§ Brief
Every line of the data is to be retyped exactly.

§ Exercise materials
━━━━

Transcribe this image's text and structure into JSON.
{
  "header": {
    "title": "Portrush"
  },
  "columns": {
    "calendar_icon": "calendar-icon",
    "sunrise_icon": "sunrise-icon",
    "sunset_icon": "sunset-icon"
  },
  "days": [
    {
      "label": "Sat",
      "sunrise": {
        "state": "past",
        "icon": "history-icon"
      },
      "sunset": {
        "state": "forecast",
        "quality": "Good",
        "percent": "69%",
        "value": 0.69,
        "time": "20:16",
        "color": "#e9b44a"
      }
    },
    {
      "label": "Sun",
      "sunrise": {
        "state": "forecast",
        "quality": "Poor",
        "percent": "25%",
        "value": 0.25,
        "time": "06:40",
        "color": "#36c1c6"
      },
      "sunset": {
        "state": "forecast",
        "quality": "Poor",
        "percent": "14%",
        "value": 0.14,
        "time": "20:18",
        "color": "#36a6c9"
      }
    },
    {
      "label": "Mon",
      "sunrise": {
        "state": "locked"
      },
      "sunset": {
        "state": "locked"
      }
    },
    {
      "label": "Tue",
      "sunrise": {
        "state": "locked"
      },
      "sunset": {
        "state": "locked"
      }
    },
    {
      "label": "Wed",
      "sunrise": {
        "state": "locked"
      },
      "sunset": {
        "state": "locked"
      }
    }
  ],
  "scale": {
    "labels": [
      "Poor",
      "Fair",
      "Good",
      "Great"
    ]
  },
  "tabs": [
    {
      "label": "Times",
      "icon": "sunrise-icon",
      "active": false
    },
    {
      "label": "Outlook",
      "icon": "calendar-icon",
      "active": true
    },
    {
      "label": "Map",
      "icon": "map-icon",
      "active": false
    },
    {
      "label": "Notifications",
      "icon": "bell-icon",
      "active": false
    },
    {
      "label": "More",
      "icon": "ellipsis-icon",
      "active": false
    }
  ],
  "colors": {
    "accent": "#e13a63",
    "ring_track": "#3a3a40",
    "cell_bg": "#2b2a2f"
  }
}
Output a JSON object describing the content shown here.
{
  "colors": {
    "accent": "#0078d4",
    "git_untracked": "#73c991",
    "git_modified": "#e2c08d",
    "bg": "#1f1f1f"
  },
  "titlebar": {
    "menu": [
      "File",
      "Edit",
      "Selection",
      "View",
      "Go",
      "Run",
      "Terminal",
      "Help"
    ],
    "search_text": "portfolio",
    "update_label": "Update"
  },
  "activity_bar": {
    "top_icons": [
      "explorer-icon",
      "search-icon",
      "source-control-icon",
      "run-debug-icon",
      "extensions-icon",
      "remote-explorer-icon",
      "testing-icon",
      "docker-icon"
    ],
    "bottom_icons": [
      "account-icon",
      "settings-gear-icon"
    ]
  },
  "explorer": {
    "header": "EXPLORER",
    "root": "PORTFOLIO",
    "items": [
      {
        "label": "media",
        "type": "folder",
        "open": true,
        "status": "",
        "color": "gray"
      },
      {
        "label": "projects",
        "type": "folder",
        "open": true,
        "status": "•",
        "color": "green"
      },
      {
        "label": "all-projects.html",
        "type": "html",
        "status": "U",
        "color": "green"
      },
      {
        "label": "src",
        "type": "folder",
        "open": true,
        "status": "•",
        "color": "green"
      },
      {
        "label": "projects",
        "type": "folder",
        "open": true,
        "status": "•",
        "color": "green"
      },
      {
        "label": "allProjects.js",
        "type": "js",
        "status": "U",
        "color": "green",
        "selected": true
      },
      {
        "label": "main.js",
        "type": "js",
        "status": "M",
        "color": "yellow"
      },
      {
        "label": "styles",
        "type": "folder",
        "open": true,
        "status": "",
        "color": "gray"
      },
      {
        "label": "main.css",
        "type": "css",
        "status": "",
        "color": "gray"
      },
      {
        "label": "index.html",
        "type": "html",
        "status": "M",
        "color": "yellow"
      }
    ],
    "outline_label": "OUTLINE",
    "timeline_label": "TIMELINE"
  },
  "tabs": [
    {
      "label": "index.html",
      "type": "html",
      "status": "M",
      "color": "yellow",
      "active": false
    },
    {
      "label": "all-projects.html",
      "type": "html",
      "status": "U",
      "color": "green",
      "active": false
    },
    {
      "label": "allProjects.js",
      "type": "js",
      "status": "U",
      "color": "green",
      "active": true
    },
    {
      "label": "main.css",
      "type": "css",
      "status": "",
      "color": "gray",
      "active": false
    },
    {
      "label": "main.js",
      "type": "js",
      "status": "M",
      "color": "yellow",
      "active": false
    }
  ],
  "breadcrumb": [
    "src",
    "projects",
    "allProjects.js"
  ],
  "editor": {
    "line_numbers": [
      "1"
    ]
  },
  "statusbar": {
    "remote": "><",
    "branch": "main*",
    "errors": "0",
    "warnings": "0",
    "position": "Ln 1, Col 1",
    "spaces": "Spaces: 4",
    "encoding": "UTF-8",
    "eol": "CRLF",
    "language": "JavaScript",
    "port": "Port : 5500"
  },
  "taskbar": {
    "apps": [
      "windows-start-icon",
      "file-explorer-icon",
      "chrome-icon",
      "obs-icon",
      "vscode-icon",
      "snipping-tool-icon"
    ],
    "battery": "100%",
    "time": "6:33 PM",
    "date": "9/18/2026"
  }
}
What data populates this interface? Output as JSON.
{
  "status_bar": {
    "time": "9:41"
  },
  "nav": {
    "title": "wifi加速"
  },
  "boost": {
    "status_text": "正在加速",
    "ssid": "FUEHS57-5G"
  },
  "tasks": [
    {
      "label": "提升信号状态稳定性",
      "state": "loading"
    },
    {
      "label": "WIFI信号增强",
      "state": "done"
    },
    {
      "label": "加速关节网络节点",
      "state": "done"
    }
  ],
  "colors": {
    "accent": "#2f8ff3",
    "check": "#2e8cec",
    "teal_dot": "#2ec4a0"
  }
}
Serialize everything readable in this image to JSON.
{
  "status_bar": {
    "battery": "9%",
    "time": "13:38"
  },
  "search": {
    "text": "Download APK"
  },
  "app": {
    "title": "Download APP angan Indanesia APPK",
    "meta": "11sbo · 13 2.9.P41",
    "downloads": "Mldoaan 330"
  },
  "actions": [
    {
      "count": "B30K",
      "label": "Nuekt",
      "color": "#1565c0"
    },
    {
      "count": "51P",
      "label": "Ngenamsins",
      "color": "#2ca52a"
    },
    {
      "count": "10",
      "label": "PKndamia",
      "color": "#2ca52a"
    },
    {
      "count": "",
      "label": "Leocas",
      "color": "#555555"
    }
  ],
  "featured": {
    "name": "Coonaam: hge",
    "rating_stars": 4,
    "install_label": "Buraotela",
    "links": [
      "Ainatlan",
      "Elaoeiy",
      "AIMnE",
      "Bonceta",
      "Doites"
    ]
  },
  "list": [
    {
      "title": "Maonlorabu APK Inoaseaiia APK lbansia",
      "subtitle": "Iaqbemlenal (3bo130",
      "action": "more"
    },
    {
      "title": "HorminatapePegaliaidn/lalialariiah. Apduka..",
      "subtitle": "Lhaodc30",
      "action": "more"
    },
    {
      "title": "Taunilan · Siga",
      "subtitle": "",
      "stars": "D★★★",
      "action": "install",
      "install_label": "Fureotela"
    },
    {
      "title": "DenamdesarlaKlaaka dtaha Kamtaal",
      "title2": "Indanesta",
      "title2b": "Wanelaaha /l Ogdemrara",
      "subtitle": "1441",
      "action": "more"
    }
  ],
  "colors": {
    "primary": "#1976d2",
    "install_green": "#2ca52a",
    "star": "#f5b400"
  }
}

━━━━

§ Answer space
Transcribe this image's text and structure into JSON.
{
  "header": {
    "title": "Portrush"
  },
  "columns": {
    "calendar_icon": "calendar-icon",
    "sunrise_icon": "sunrise-icon",
    "sunset_icon": "sunset-icon"
  },
  "days": [
    {
      "label": "Sat",
      "sunrise": {
        "state": "past",
        "icon": "history-icon"
      },
      "sunset": {
        "state": "forecast",
        "quality": "Good",
        "percent": "69%",
        "value": 0.69,
        "time": "20:16",
        "color": "#e9b44a"
      }
    },
    {
      "label": "Sun",
      "sunrise": {
        "state": "forecast",
        "quality": "Poor",
        "percent": "25%",
        "value": 0.25,
        "time": "06:40",
        "color": "#36c1c6"
      },
      "sunset": {
        "state": "forecast",
        "quality": "Poor",
        "percent": "14%",
        "value": 0.14,
        "time": "20:18",
        "color": "#36a6c9"
      }
    },
    {
      "label": "Mon",
      "sunrise": {
        "state": "locked"
      },
      "sunset": {
        "state": "locked"
      }
    },
    {
      "label": "Tue",
      "sunrise": {
        "state": "locked"
      },
      "sunset": {
        "state": "locked"
      }
    },
    {
      "label": "Wed",
      "sunrise": {
        "state": "locked"
      },
      "sunset": {
        "state": "locked"
      }
    }
  ],
  "scale": {
    "labels": [
      "Poor",
      "Fair",
      "Good",
      "Great"
    ]
  },
  "tabs": [
    {
      "label": "Times",
      "icon": "sunrise-icon",
      "active": false
    },
    {
      "label": "Outlook",
      "icon": "calendar-icon",
      "active": true
    },
    {
      "label": "Map",
      "icon": "map-icon",
      "active": false
    },
    {
      "label": "Notifications",
      "icon": "bell-icon",
      "active": false
    },
    {
      "label": "More",
      "icon": "ellipsis-icon",
      "active": false
    }
  ],
  "colors": {
    "accent": "#e13a63",
    "ring_track": "#3a3a40",
    "cell_bg": "#2b2a2f"
  }
}
Output a JSON object describing the content shown here.
{
  "colors": {
    "accent": "#0078d4",
    "git_untracked": "#73c991",
    "git_modified": "#e2c08d",
    "bg": "#1f1f1f"
  },
  "titlebar": {
    "menu": [
      "File",
      "Edit",
      "Selection",
      "View",
      "Go",
      "Run",
      "Terminal",
      "Help"
    ],
    "search_text": "portfolio",
    "update_label": "Update"
  },
  "activity_bar": {
    "top_icons": [
      "explorer-icon",
      "search-icon",
      "source-control-icon",
      "run-debug-icon",
      "extensions-icon",
      "remote-explorer-icon",
      "testing-icon",
      "docker-icon"
    ],
    "bottom_icons": [
      "account-icon",
      "settings-gear-icon"
    ]
  },
  "explorer": {
    "header": "EXPLORER",
    "root": "PORTFOLIO",
    "items": [
      {
        "label": "media",
        "type": "folder",
        "open": true,
        "status": "",
        "color": "gray"
      },
      {
        "label": "projects",
        "type": "folder",
        "open": true,
        "status": "•",
        "color": "green"
      },
      {
        "label": "all-projects.html",
        "type": "html",
        "status": "U",
        "color": "green"
      },
      {
        "label": "src",
        "type": "folder",
        "open": true,
        "status": "•",
        "color": "green"
      },
      {
        "label": "projects",
        "type": "folder",
        "open": true,
        "status": "•",
        "color": "green"
      },
      {
        "label": "allProjects.js",
        "type": "js",
        "status": "U",
        "color": "green",
        "selected": true
      },
      {
        "label": "main.js",
        "type": "js",
        "status": "M",
        "color": "yellow"
      },
      {
        "label": "styles",
        "type": "folder",
        "open": true,
        "status": "",
        "color": "gray"
      },
      {
        "label": "main.css",
        "type": "css",
        "status": "",
        "color": "gray"
      },
      {
        "label": "index.html",
        "type": "html",
        "status": "M",
        "color": "yellow"
      }
    ],
    "outline_label": "OUTLINE",
    "timeline_label": "TIMELINE"
  },
  "tabs": [
    {
      "label": "index.html",
      "type": "html",
      "status": "M",
      "color": "yellow",
      "active": false
    },
    {
      "label": "all-projects.html",
      "type": "html",
      "status": "U",
      "color": "green",
      "active": false
    },
    {
      "label": "allProjects.js",
      "type": "js",
      "status": "U",
      "color": "green",
      "active": true
    },
    {
      "label": "main.css",
      "type": "css",
      "status": "",
      "color": "gray",
      "active": false
    },
    {
      "label": "main.js",
      "type": "js",
      "status": "M",
      "color": "yellow",
      "active": false
    }
  ],
  "breadcrumb": [
    "src",
    "projects",
    "allProjects.js"
  ],
  "editor": {
    "line_numbers": [
      "1"
    ]
  },
  "statusbar": {
    "remote": "><",
    "branch": "main*",
    "errors": "0",
    "warnings": "0",
    "position": "Ln 1, Col 1",
    "spaces": "Spaces: 4",
    "encoding": "UTF-8",
    "eol": "CRLF",
    "language": "JavaScript",
    "port": "Port : 5500"
  },
  "taskbar": {
    "apps": [
      "windows-start-icon",
      "file-explorer-icon",
      "chrome-icon",
      "obs-icon",
      "vscode-icon",
      "snipping-tool-icon"
    ],
    "battery": "100%",
    "time": "6:33 PM",
    "date": "9/18/2026"
  }
}
What data populates this interface? Output as JSON.
{
  "status_bar": {
    "time": "9:41"
  },
  "nav": {
    "title": "wifi加速"
  },
  "boost": {
    "status_text": "正在加速",
    "ssid": "FUEHS57-5G"
  },
  "tasks": [
    {
      "label": "提升信号状态稳定性",
      "state": "loading"
    },
    {
      "label": "WIFI信号增强",
      "state": "done"
    },
    {
      "label": "加速关节网络节点",
      "state": "done"
    }
  ],
  "colors": {
    "accent": "#2f8ff3",
    "check": "#2e8cec",
    "teal_dot": "#2ec4a0"
  }
}
Serialize everything readable in this image to JSON.
{
  "status_bar": {
    "battery": "9%",
    "time": "13:38"
  },
  "search": {
    "text": "Download APK"
  },
  "app": {
    "title": "Download APP angan Indanesia APPK",
    "meta": "11sbo · 13 2.9.P41",
    "downloads": "Mldoaan 330"
  },
  "actions": [
    {
      "count": "B30K",
      "label": "Nuekt",
      "color": "#1565c0"
    },
    {
      "count": "51P",
      "label": "Ngenamsins",
      "color": "#2ca52a"
    },
    {
      "count": "10",
      "label": "PKndamia",
      "color": "#2ca52a"
    },
    {
      "count": "",
      "label": "Leocas",
      "color": "#555555"
    }
  ],
  "featured": {
    "name": "Coonaam: hge",
    "rating_stars": 4,
    "install_label": "Buraotela",
    "links": [
      "Ainatlan",
      "Elaoeiy",
      "AIMnE",
      "Bonceta",
      "Doites"
    ]
  },
  "list": [
    {
      "title": "Maonlorabu APK Inoaseaiia APK lbansia",
      "subtitle": "Iaqbemlenal (3bo130",
      "action": "more"
    },
    {
      "title": "HorminatapePegaliaidn/lalialariiah. Apduka..",
      "subtitle": "Lhaodc30",
      "action": "more"
    },
    {
      "title": "Taunilan · Siga",
      "subtitle": "",
      "stars": "D★★★",
      "action": "install",
      "install_label": "Fureotela"
    },
    {
      "title": "DenamdesarlaKlaaka dtaha Kamtaal",
      "title2": "Indanesta",
      "title2b": "Wanelaaha /l Ogdemrara",
      "subtitle": "1441",
      "action": "more"
    }
  ],
  "colors": {
    "primary": "#1976d2",
    "install_green": "#2ca52a",
    "star": "#f5b400"
  }
}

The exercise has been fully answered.